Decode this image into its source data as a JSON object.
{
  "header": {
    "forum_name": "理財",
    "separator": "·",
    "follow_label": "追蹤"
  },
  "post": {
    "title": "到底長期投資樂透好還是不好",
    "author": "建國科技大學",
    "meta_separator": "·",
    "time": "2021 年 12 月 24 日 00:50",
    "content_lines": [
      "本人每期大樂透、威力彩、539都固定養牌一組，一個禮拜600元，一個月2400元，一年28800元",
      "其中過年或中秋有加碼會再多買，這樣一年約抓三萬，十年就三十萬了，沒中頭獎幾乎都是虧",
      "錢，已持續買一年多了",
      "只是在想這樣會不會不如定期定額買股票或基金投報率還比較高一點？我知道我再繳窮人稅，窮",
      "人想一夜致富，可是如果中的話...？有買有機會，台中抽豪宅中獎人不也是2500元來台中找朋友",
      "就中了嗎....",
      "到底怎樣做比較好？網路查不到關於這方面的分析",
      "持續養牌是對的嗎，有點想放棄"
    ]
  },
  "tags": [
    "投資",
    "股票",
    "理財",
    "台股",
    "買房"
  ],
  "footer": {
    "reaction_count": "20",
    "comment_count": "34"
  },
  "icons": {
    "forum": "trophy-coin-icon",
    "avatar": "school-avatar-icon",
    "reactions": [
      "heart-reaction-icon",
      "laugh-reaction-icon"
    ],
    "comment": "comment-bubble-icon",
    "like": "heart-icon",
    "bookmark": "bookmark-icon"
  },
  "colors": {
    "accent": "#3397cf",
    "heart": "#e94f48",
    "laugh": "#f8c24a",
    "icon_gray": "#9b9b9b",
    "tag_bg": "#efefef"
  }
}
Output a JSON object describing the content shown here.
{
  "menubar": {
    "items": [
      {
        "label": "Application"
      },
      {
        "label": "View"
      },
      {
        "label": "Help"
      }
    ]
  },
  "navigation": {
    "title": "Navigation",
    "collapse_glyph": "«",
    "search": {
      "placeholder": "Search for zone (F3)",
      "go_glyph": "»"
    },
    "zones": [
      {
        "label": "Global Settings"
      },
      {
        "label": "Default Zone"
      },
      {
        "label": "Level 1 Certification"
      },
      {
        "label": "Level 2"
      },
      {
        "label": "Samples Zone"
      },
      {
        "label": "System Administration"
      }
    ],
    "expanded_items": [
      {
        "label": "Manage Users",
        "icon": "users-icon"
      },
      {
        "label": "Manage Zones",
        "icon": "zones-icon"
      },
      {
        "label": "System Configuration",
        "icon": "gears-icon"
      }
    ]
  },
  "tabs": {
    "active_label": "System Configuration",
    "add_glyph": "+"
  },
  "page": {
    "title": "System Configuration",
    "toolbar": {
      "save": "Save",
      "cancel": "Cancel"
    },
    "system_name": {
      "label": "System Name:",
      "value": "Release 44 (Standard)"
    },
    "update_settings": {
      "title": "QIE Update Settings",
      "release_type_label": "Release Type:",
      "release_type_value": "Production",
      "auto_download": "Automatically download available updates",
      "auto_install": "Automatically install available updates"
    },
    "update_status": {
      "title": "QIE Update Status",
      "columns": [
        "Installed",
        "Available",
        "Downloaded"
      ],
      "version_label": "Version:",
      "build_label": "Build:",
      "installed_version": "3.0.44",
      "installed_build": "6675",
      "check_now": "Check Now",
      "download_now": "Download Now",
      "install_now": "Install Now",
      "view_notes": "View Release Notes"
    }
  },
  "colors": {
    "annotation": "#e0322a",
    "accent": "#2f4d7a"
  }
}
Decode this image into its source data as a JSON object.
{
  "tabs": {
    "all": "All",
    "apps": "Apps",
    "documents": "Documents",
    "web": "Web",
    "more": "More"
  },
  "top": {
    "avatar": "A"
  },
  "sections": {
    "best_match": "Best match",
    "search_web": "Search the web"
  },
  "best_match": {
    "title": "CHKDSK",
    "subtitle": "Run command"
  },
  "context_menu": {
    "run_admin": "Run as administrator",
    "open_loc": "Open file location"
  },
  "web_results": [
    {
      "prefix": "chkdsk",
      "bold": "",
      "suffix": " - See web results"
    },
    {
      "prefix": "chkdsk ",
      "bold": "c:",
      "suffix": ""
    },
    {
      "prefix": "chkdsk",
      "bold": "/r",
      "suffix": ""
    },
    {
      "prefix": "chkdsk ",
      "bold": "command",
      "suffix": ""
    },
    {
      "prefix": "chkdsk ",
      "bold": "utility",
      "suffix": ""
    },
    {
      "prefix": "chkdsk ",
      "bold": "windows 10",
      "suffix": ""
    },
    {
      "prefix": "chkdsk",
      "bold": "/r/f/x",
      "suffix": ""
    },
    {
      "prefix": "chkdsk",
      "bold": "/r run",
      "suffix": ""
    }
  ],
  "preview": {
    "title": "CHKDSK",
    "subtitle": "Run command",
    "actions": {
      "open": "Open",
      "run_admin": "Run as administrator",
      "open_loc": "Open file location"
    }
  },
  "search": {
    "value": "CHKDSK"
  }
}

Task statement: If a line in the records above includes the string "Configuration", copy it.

Written response:
        "label": "System Configuration",
    "active_label": "System Configuration",
    "title": "System Configuration",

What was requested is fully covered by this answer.